    Friday, I replaced 4 x 6V US Battery Golf Car batteries with Trojan T125s FLA. I had seriously considered, in fact was on a wait list for 4 x Firefly Oasis AGM G31 batteries. But in the end I could not justify the total additional expense when the FLAs had given me 7 full years of 100+ days per year away from our marina. Quality control issues, as stated by Nigel Calder in Sail Magazine (September 2018), was also a factor in my decision.
     


    tfox2069 likes this.
  9. tfox2069

    tfox2069

    Joined Apr 8, 2011
    51 posts, 11 likes
    Hunter 36
    Intrepid US Deale, MD
    Great input. Really appreciate it. Lots to think about.
     


  10. Garbonzo

    Garbonzo

    Joined Dec 4, 2018
    16 posts, 5 likes
    Balboa 27
    NA US Denver
    Glib response and I think you might consider ventilation concerns with wet cell replacement for arm.
     


  11. tfox2069

    tfox2069

    Joined Apr 8, 2011
    51 posts, 11 likes
    Hunter 36
    Intrepid US Deale, MD
    I genuinely appreciate the thinking and depth of responses from highly experienced forum members. Between their prolific - and incredibly informative - postings, I'm weighing my options for this battery replacement/system upgrade. Since I'm thinking the comments through and haven't made a decision I thought it only polite to acknowledge the comments and say thank you. So I'll have to disagree with you that my comment was in any way insincere. But hey, YMMV.

    Fair point about ventilation with wet cells. They'd go into a fiberglass battery box whose top is screwed down, in a huge cockpit locker which is otherwise mostly empty. There don't appear to be any penetrations thru the box (e.g. its not screwed DOWN, which Maine Sail points out could risk leaking battery acid out of the compartment in the event of fluid loss in the box). Not entirely sure it vents outside significantly; if anyone has ideas on whether I should take overt steps to vent the battery compartment I'm certainly interested in thoughts.

    Can you clarify what you mean by 'replacement for arm'?
     


  12. Garbonzo

    Garbonzo

    Joined Dec 4, 2018
    16 posts, 5 likes
    Balboa 27
    NA US Denver
    Whoops.
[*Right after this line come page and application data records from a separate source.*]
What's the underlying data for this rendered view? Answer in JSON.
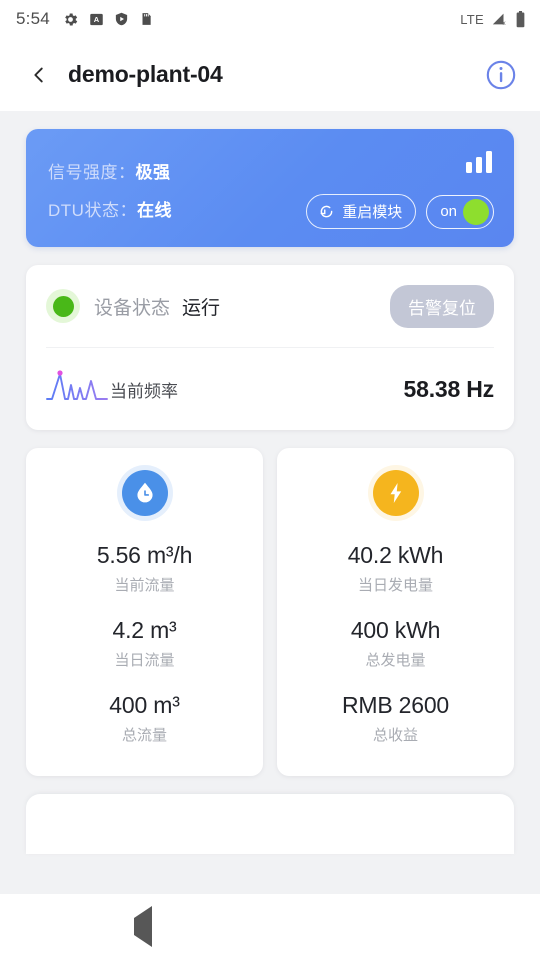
{
  "statusbar": {
    "time": "5:54",
    "left_icons": [
      "gear-icon",
      "a-badge-icon",
      "shield-play-icon",
      "sd-card-icon"
    ],
    "network_label": "LTE",
    "right_icons": [
      "cellular-signal-off-icon",
      "battery-icon"
    ]
  },
  "appbar": {
    "back_icon": "chevron-left-icon",
    "title": "demo-plant-04",
    "info_icon": "info-circle-icon"
  },
  "dtu_card": {
    "signal": {
      "label": "信号强度：",
      "value": "极强"
    },
    "dtu_state": {
      "label": "DTU状态：",
      "value": "在线"
    },
    "signal_bars_icon": "signal-bars-icon",
    "restart_button": {
      "label": "重启模块",
      "icon": "refresh-icon"
    },
    "power_toggle": {
      "label": "on",
      "state": "on"
    }
  },
  "status_card": {
    "device_status_label": "设备状态",
    "device_status_value": "运行",
    "status_dot_color": "#49b818",
    "alarm_reset_button": "告警复位",
    "frequency": {
      "icon": "waveform-icon",
      "label": "当前频率",
      "value": "58.38 Hz"
    }
  },
  "metrics": [
    {
      "icon": "water-drop-icon",
      "icon_color": "#4a90e8",
      "items": [
        {
          "value": "5.56 m³/h",
          "label": "当前流量"
        },
        {
          "value": "4.2 m³",
          "label": "当日流量"
        },
        {
          "value": "400 m³",
          "label": "总流量"
        }
      ]
    },
    {
      "icon": "lightning-bolt-icon",
      "icon_color": "#f5b51e",
      "items": [
        {
          "value": "40.2 kWh",
          "label": "当日发电量"
        },
        {
          "value": "400 kWh",
          "label": "总发电量"
        },
        {
          "value": "RMB 2600",
          "label": "总收益"
        }
      ]
    }
  ],
  "navbar": {
    "back_icon": "nav-back-icon",
    "home_icon": "nav-home-icon",
    "recents_icon": "nav-recents-icon"
  }
}
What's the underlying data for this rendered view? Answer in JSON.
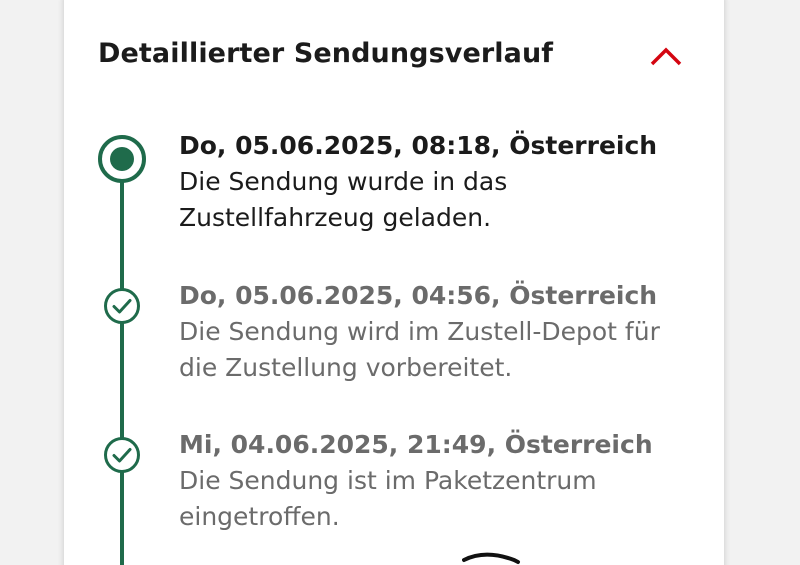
{
  "section": {
    "title": "Detaillierter Sendungsverlauf",
    "toggle_icon": "chevron-up-icon"
  },
  "colors": {
    "timeline": "#1f6b4b",
    "accent_red": "#d40511",
    "text_primary": "#1b1b1b",
    "text_secondary": "#6b6b6b"
  },
  "events": [
    {
      "date": "Do, 05.06.2025, 08:18, Österreich",
      "line1": "Die Sendung wurde in das",
      "line2": "Zustellfahrzeug geladen.",
      "status_icon": "current-status-icon"
    },
    {
      "date": "Do, 05.06.2025, 04:56, Österreich",
      "line1": "Die Sendung wird im Zustell-Depot für",
      "line2": "die Zustellung vorbereitet.",
      "status_icon": "check-circle-icon"
    },
    {
      "date": "Mi, 04.06.2025, 21:49, Österreich",
      "line1": "Die Sendung ist im Paketzentrum",
      "line2": "eingetroffen.",
      "status_icon": "check-circle-icon"
    }
  ]
}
Mean AGM
     


  13. dlochner

    dlochner

    Joined Jan 11, 2014
    3,742 posts, 1,728 likes
    Sabre 362
    113 US Fair Haven, NY
    Battery boxes should have some ventilation. One common worry is hydrogen off gassing from the charging process. When an electric current is passed through water, the water molecules break down in to their constituent parts, Oxygen and Hydrogen gas. While hydrogen is explosive there is very little hydrogen stored in a battery and hydrogen being the lightest element quickly dissipates given half a chance.

    The other concern is sulfur compounds that off gas. These are not explosive but they are corrosive. When they escape and condense on moist metal they form acids and they can be corrosive. That's why you don't put batteries directly underneath expensive chargers and electronic devices. Again allowing these to dissipate slowly is helpful.
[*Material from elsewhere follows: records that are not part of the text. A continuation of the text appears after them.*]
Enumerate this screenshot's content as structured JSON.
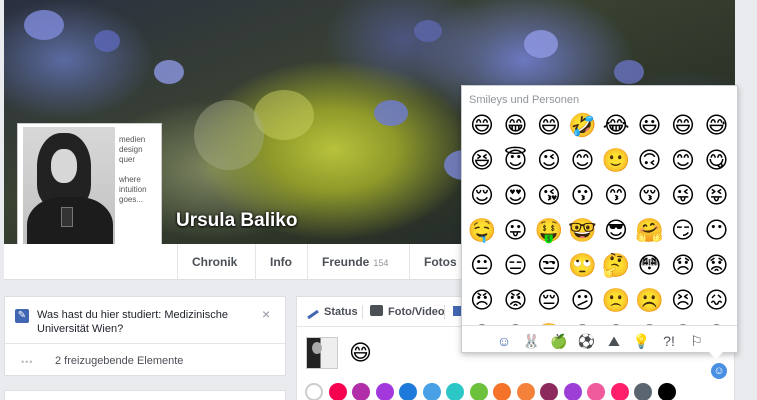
{
  "profile": {
    "name": "Ursula Baliko",
    "pic_text": [
      "medien",
      "design",
      "quer",
      "where",
      "intuition",
      "goes..."
    ]
  },
  "nav": {
    "tabs": [
      {
        "label": "Chronik"
      },
      {
        "label": "Info"
      },
      {
        "label": "Freunde",
        "count": "154"
      },
      {
        "label": "Fotos"
      }
    ]
  },
  "education_prompt": {
    "text": "Was hast du hier studiert: Medizinische Universität Wien?",
    "close": "×"
  },
  "pending": {
    "icon": "•••",
    "text": "2 freizugebende Elemente"
  },
  "composer": {
    "tabs": [
      {
        "label": "Status"
      },
      {
        "label": "Foto/Video"
      }
    ],
    "emoji": "😄",
    "swatches": [
      "#ffffff",
      "#f7004f",
      "#b12fa8",
      "#a338dd",
      "#1d7ad9",
      "#4aa0e6",
      "#2dc6c6",
      "#6cc13d",
      "#f57329",
      "#f4823a",
      "#8c2a5e",
      "#9d3fd7",
      "#ef5b9d",
      "#ff1f6b",
      "#5b6570",
      "#000000"
    ]
  },
  "picker": {
    "title": "Smileys und Personen",
    "emojis": [
      "😄",
      "😁",
      "😄",
      "🤣",
      "😂",
      "😃",
      "😄",
      "😅",
      "😆",
      "😇",
      "😉",
      "😊",
      "🙂",
      "🙃",
      "😊",
      "😋",
      "😌",
      "😍",
      "😘",
      "😗",
      "😙",
      "😚",
      "😜",
      "😝",
      "🤤",
      "😛",
      "🤑",
      "🤓",
      "😎",
      "🤗",
      "😏",
      "😶",
      "😐",
      "😑",
      "😒",
      "🙄",
      "🤔",
      "😳",
      "😞",
      "😟",
      "😠",
      "😡",
      "😔",
      "😕",
      "🙁",
      "☹️",
      "😣",
      "😖",
      "😫",
      "😩",
      "😤",
      "😮",
      "😱",
      "😨",
      "😰",
      "😯"
    ],
    "categories": [
      {
        "icon": "smiley-icon",
        "glyph": "☺"
      },
      {
        "icon": "bunny-icon",
        "glyph": "🐰"
      },
      {
        "icon": "apple-icon",
        "glyph": "🍏"
      },
      {
        "icon": "soccer-ball-icon",
        "glyph": "⚽"
      },
      {
        "icon": "mountain-icon",
        "glyph": "⛰"
      },
      {
        "icon": "lightbulb-icon",
        "glyph": "💡"
      },
      {
        "icon": "symbols-icon",
        "glyph": "?!"
      },
      {
        "icon": "flag-icon",
        "glyph": "⚐"
      }
    ],
    "toggle_glyph": "☺"
  }
}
    So, the battery box needs some ventilation and the area the battery box is in needs ventilation. The vents don't need to be big and they are not nearly as troublesome as heavier than air explosive gases such as propane and gasoline.
     


  14. Maine Sail

    Maine Sail Moderator
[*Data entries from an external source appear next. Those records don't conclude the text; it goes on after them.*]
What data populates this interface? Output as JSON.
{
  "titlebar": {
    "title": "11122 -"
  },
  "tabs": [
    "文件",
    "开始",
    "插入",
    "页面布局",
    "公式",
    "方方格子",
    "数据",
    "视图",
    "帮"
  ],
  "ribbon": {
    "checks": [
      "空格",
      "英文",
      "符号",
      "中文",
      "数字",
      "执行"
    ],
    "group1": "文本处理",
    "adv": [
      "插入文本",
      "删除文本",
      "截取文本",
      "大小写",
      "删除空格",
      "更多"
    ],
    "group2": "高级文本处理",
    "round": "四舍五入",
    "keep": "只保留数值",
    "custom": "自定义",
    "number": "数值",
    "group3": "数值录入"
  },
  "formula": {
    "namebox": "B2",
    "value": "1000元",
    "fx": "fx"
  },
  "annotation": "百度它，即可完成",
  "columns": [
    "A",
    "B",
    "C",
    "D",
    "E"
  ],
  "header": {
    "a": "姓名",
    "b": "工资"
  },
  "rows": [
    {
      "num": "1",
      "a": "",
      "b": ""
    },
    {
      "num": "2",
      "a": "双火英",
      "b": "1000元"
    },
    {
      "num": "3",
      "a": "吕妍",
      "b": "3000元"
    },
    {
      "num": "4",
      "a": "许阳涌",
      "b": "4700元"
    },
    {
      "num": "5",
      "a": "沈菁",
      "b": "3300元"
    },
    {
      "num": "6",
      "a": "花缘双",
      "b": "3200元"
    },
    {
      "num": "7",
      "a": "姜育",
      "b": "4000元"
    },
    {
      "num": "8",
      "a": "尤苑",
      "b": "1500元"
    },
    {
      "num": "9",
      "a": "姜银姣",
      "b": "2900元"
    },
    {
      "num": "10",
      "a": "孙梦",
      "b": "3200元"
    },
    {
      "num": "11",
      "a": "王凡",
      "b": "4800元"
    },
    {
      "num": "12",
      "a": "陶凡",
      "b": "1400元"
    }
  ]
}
    Joined Feb 6, 1998
    10,950 posts, 747 likes
    Canadian Sailcraft 36T
    US Casco Bay, ME
    Guys,

    Please understand that the ABYC does not differentiate battery ventilation between standard open flooded batteries and valve regulated lead acid batteries such as GEL, AGM, TPPL AGM or Carbon Foam AGM, they all require ventilation. The only thing that differs between AGM and flooded, in regards to standards compliance, is the need for acid containment with batteries that could leak electrolyte.
     


    tfox2069 likes this.


Teak companionway doors
Amazing artisan quality, custom made to fit your boat.
Winch covers
Any brand, every size, any color!
Ready-made sheets and halyards
Now faster than ever, our calculator tells you what sizes you need.
20% OFF innovative boat clips!
FixClip holds laundry, tools, anything to rails and life lines even in strong winds.